Cole Kolasa is a young man who believes in turning passion into action.
The 19-year-old college student has spent part of his summer break kayaking the Gulf Coast, from Pensacola to the Florida Keys, as a fundraiser for the creation of an artificial reef near his Hernando County hometown.
A four-day stop on Marco Island to visit friends, the John Remaks family, was part of his 750-mile trip, which began on May 8 and ended about 45 days later at Long Key State Park. He left Marco on the morning of June 20 for the journey’s final leg, paddling through the Ten Thousand Islands to the Keys.
It’s a demanding undertaking that’s been taken at a leisurely pace and involved camping and overnight stays with friends to replenish supplies and rest up from plying the gulf waters and those of the Intracoastal Waterway.
“I’ve been involved with coastal restoration projects and conservation and sustainability my entire life,” said the environmental engineering major at the University of Central Florida whose father, Keith Kolasa, is Hernando County’s aquatics services manager.
By June 18, Cole had raised about $2,500 for the reef project, which will be located in the gulf waters near his hometown of Brooksville, located about one hour north of Tampa. “Basically, the money will just go to help the county so the project can take shape,” he said.

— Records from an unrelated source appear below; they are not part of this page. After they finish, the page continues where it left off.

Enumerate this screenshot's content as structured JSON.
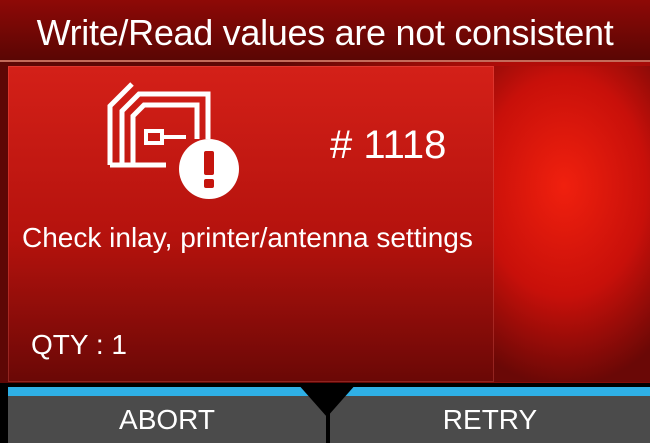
{
  "dialog": {
    "title": "Write/Read values are not consistent",
    "error_code": "# 1118",
    "message": "Check inlay, printer/antenna settings",
    "quantity": "QTY : 1",
    "icon": "rfid-warning-icon"
  },
  "buttons": {
    "abort_label": "ABORT",
    "retry_label": "RETRY"
  },
  "colors": {
    "background": "#c8100a",
    "accent_line": "#2fb0e6",
    "button_bg": "#4b4b4b",
    "text": "#ffffff"
  }
}
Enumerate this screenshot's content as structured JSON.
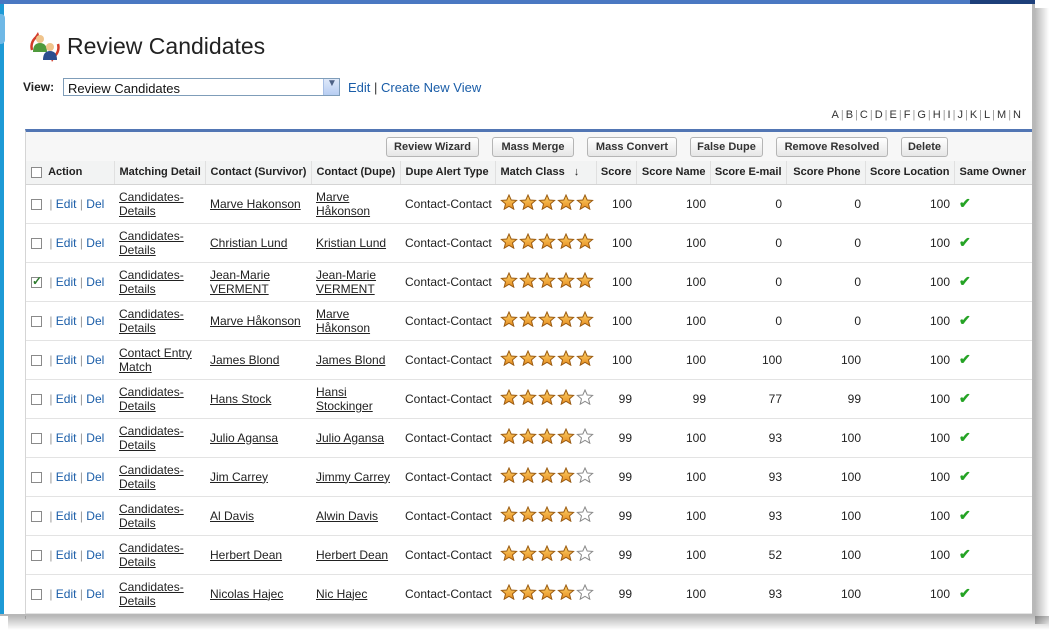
{
  "page": {
    "title": "Review Candidates",
    "icon": "users-sync-icon"
  },
  "view": {
    "label": "View:",
    "selected": "Review Candidates",
    "edit_link": "Edit",
    "create_link": "Create New View"
  },
  "alphabet": [
    "A",
    "B",
    "C",
    "D",
    "E",
    "F",
    "G",
    "H",
    "I",
    "J",
    "K",
    "L",
    "M",
    "N"
  ],
  "toolbar": {
    "buttons": [
      "Review Wizard",
      "Mass Merge",
      "Mass Convert",
      "False Dupe",
      "Remove Resolved",
      "Delete"
    ]
  },
  "table": {
    "columns": [
      "Action",
      "Matching Detail",
      "Contact (Survivor)",
      "Contact (Dupe)",
      "Dupe Alert Type",
      "Match Class",
      "Score",
      "Score Name",
      "Score E-mail",
      "Score Phone",
      "Score Location",
      "Same Owner"
    ],
    "sort_indicator": "↓",
    "action_links": {
      "edit": "Edit",
      "del": "Del"
    },
    "rows": [
      {
        "checked": false,
        "detail": "Candidates-Details",
        "survivor": "Marve Hakonson",
        "dupe": "Marve Håkonson",
        "type": "Contact-Contact",
        "stars": 5,
        "score": "100",
        "score_name": "100",
        "score_email": "0",
        "score_phone": "0",
        "score_location": "100",
        "same_owner": "✔"
      },
      {
        "checked": false,
        "detail": "Candidates-Details",
        "survivor": "Christian Lund",
        "dupe": "Kristian Lund",
        "type": "Contact-Contact",
        "stars": 5,
        "score": "100",
        "score_name": "100",
        "score_email": "0",
        "score_phone": "0",
        "score_location": "100",
        "same_owner": "✔"
      },
      {
        "checked": true,
        "detail": "Candidates-Details",
        "survivor": "Jean-Marie VERMENT",
        "dupe": "Jean-Marie VERMENT",
        "type": "Contact-Contact",
        "stars": 5,
        "score": "100",
        "score_name": "100",
        "score_email": "0",
        "score_phone": "0",
        "score_location": "100",
        "same_owner": "✔"
      },
      {
        "checked": false,
        "detail": "Candidates-Details",
        "survivor": "Marve Håkonson",
        "dupe": "Marve Håkonson",
        "type": "Contact-Contact",
        "stars": 5,
        "score": "100",
        "score_name": "100",
        "score_email": "0",
        "score_phone": "0",
        "score_location": "100",
        "same_owner": "✔"
      },
      {
        "checked": false,
        "detail": "Contact Entry Match",
        "survivor": "James Blond",
        "dupe": "James Blond",
        "type": "Contact-Contact",
        "stars": 5,
        "score": "100",
        "score_name": "100",
        "score_email": "100",
        "score_phone": "100",
        "score_location": "100",
        "same_owner": "✔"
      },
      {
        "checked": false,
        "detail": "Candidates-Details",
        "survivor": "Hans Stock",
        "dupe": "Hansi Stockinger",
        "type": "Contact-Contact",
        "stars": 4,
        "score": "99",
        "score_name": "99",
        "score_email": "77",
        "score_phone": "99",
        "score_location": "100",
        "same_owner": "✔"
      },
      {
        "checked": false,
        "detail": "Candidates-Details",
        "survivor": "Julio Agansa",
        "dupe": "Julio Agansa",
        "type": "Contact-Contact",
        "stars": 4,
        "score": "99",
        "score_name": "100",
        "score_email": "93",
        "score_phone": "100",
        "score_location": "100",
        "same_owner": "✔"
      },
      {
        "checked": false,
        "detail": "Candidates-Details",
        "survivor": "Jim Carrey",
        "dupe": "Jimmy Carrey",
        "type": "Contact-Contact",
        "stars": 4,
        "score": "99",
        "score_name": "100",
        "score_email": "93",
        "score_phone": "100",
        "score_location": "100",
        "same_owner": "✔"
      },
      {
        "checked": false,
        "detail": "Candidates-Details",
        "survivor": "Al Davis",
        "dupe": "Alwin Davis",
        "type": "Contact-Contact",
        "stars": 4,
        "score": "99",
        "score_name": "100",
        "score_email": "93",
        "score_phone": "100",
        "score_location": "100",
        "same_owner": "✔"
      },
      {
        "checked": false,
        "detail": "Candidates-Details",
        "survivor": "Herbert Dean",
        "dupe": "Herbert Dean",
        "type": "Contact-Contact",
        "stars": 4,
        "score": "99",
        "score_name": "100",
        "score_email": "52",
        "score_phone": "100",
        "score_location": "100",
        "same_owner": "✔"
      },
      {
        "checked": false,
        "detail": "Candidates-Details",
        "survivor": "Nicolas Hajec",
        "dupe": "Nic Hajec",
        "type": "Contact-Contact",
        "stars": 4,
        "score": "99",
        "score_name": "100",
        "score_email": "93",
        "score_phone": "100",
        "score_location": "100",
        "same_owner": "✔"
      }
    ]
  },
  "colors": {
    "header_blue": "#5276b4",
    "link_blue": "#1a5da8",
    "star_gold": "#f2a33a",
    "check_green": "#25a325"
  }
}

Cole said he hopes the project can include the involvement of Hernando County school children to teach them about marine life and fosteran appreciation of life on the gulf.
“When I grew up, I was always on the water,” he said. “I hope more kids and more people take advantage of the beautiful coast we have there.”
His fundraising goal is $10,000 and he publicized the trip through word of mouth, press interviews, his blog, coleskayaktour. blogspot.com, and his Facebook page. The blog contains a link to his GoFundMe page, gofundme.com/artificial-reefpaddlingthe gulf, where donations can be made.
Cole has donated his time and talent to marine preservation and research for years. He’s been a science diver with SCUBAnauts International, which involves young people in the marine sciences through underwater exploration and research activities, since he was 12. He’s also participated in coral research for the last six years and spent summers volunteering for such organizations as MOTE Marine Laboratory in the Keys and visiting Washington D.C. to discuss ocean issues with politicians and scientists.
Aside from visiting his friend Catherine Remaks on Marco, he also spent time doing some snook fishing with his dad, who traveled south to join him here, and exploring the island, which he was visiting for the first time.
He had special praise for Tony Smith, coowner of Tigertail Rentals at Tigertail Beach.
“He’s been giving me a place to keep my kayak,” said Cole. “That’s been real helpful and I’m really grateful for the support from the people on Marco Island helping me out.”